_HOW TO COMPLETE THIS TASK_
The response must consist of each line in the listing that has the word "icon" in it.

_DATASET RECORDS_
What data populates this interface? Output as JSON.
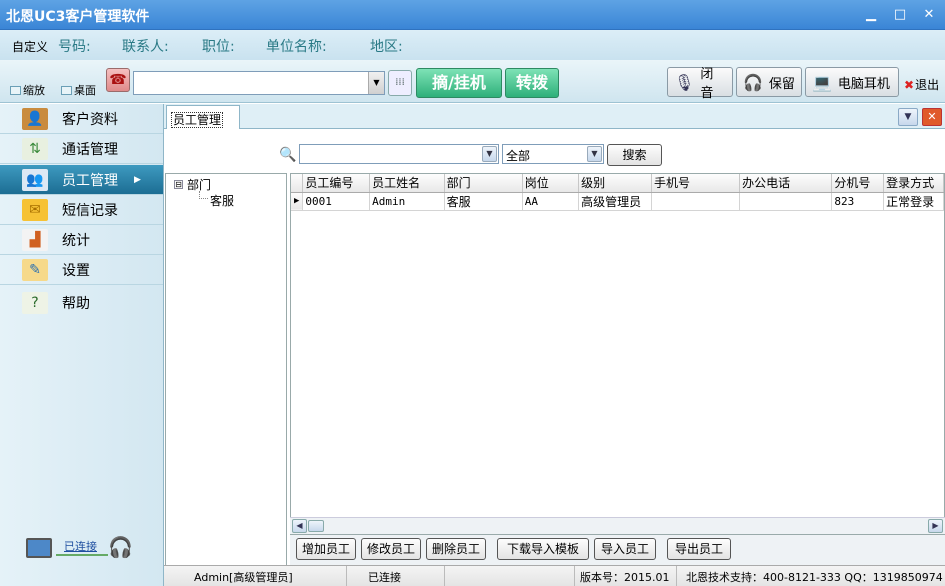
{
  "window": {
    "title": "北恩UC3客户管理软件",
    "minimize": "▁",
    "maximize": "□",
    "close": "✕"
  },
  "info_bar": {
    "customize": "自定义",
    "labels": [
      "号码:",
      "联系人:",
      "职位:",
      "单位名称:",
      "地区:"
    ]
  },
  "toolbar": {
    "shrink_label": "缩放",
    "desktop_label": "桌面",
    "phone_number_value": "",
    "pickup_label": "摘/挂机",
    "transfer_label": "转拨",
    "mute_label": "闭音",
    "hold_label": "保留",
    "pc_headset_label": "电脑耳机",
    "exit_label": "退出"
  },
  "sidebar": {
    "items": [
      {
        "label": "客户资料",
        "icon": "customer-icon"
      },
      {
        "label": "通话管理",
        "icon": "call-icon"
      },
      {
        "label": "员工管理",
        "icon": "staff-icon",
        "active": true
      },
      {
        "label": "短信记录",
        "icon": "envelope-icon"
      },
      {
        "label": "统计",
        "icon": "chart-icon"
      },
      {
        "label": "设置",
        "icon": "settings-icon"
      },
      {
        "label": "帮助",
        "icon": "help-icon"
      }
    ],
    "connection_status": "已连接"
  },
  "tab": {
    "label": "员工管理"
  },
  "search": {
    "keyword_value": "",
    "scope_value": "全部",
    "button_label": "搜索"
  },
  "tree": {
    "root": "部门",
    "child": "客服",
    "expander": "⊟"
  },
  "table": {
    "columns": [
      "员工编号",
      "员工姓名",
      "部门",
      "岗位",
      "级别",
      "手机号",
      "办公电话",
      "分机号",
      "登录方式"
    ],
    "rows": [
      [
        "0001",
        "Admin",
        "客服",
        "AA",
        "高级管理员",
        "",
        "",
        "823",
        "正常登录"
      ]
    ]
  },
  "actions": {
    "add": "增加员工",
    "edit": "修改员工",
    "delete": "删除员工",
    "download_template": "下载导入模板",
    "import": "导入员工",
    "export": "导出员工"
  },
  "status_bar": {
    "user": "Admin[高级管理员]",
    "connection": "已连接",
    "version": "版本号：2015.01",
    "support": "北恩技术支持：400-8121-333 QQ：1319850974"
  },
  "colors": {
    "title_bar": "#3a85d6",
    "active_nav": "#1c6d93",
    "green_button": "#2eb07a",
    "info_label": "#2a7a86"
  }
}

_EXERCISE OUTPUT_
        "icon": "customer-icon"
        "icon": "call-icon"
        "icon": "staff-icon",
        "icon": "envelope-icon"
        "icon": "chart-icon"
        "icon": "settings-icon"
        "icon": "help-icon"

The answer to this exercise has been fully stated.